China Ratifies Paris Climate Change Agreement
In a move described as “historic,” China and the United States have ratified the Paris Agreement, an international climate change deal that aims to cut the global emission of carbon dioxide, the main driver of global warming.
After the National People’s Congress ratified the international agreement on Saturday morning, President Xi Jinping formally announced that China had joined just ahead of the G-20 summit in Hangzhou. Xi and U.S. President Barack Obama had met before the announcement.
“Hopefully this will encourage other countries to take similar efforts,” Xi said. China is the world’s biggest emitter of greenhouse gases.
“This is a historic moment,” Li Shuo, senior climate policy adviser for Greenpeace East Asia, told Sixth Tone. “Finally, after the past years, the world will have a truly global agreement, one that includes the U.S. and China.” With the agreement, China has committed to, compared to 2005 levels, cut carbon emissions by 60 to 65 percent per unit of GDP by 2030, and source 20 percent of its energy from renewable energies like hydro- and wind power, state-news agency Xinhua said.
For the 2015 Paris Agreement to formally come into effect, at least 55 countries representing 55 percent of global emissions have to ratify it. China and the U.S., Li said, together already account for 38 percent.

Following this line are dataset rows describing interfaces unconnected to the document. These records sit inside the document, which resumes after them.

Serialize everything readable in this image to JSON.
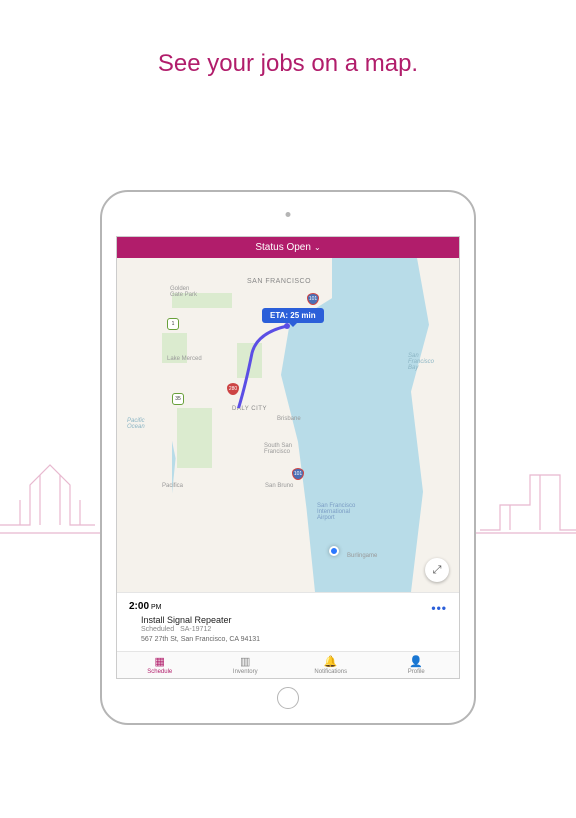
{
  "headline": "See your jobs on a map.",
  "statusBar": {
    "label": "Status Open"
  },
  "map": {
    "eta": "ETA: 25 min",
    "city": "SAN FRANCISCO",
    "places": {
      "golden": "Golden\nGate Park",
      "lake": "Lake Merced",
      "daly": "DALY CITY",
      "ssf": "South San\nFrancisco",
      "brisbane": "Brisbane",
      "sanbruno": "San Bruno",
      "pacifica": "Pacifica",
      "burlingame": "Burlingame",
      "sfo": "San Francisco\nInternational\nAirport"
    },
    "water": {
      "pacific": "Pacific\nOcean",
      "sfbay": "San\nFrancisco\nBay"
    },
    "shields": {
      "one": "1",
      "us101a": "101",
      "us101b": "101",
      "i280": "280",
      "ca35": "35"
    }
  },
  "job": {
    "time": "2:00",
    "ampm": "PM",
    "title": "Install Signal Repeater",
    "status": "Scheduled",
    "id": "SA-19712",
    "address": "567 27th St, San Francisco, CA 94131",
    "more": "•••"
  },
  "tabs": {
    "schedule": "Schedule",
    "inventory": "Inventory",
    "notifications": "Notifications",
    "profile": "Profile"
  }
}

That China ratified the agreement, he said, would send a strong signal to the rest of the world, and could convince other countries to follow suit. “It’s important as a political signal, and it will help accelerate the very important goal of cutting emissions.”
The coal industry is by far China’s biggest emitter. Between 2000 and 2013, China more than tripled its burning of coal, with billions of tons of carbon dioxide emitted. But as China’s economic growth has slowed down, China’s coal consumption peaked in 2014 and has since been falling.
A group of economists from the London School of Economics and Beijing’s Tsinghua University recently argued that this trend was likely to continue. As the emission of greenhouse gases needs to be cut to stop global warming, China’s coal consumption peak “may well be an important milestone...and a turning point,” the economists wrote, adding that China’s total carbon emissions could start falling before 2025.
Li explained that slowed economic growth was not the only reason coal consumption was falling. Another important trend is China’s economic restructuring from polluting heavy industries to cleaner sources of growth, like services. More efficient use of energy and the installation of solar and wind power plants have also played a role, Li said, adding that he is hopeful that China will not only honor the Paris Agreement, but overachieve it: “There’s been encouraging progress, but a lot of work still needs to be done domestically.”
(Header image: A man works on a coking furnace at Linhuan Coking Plant, Huaibei, Anhui province, Jan. 13, 2015. Wu He/VCG)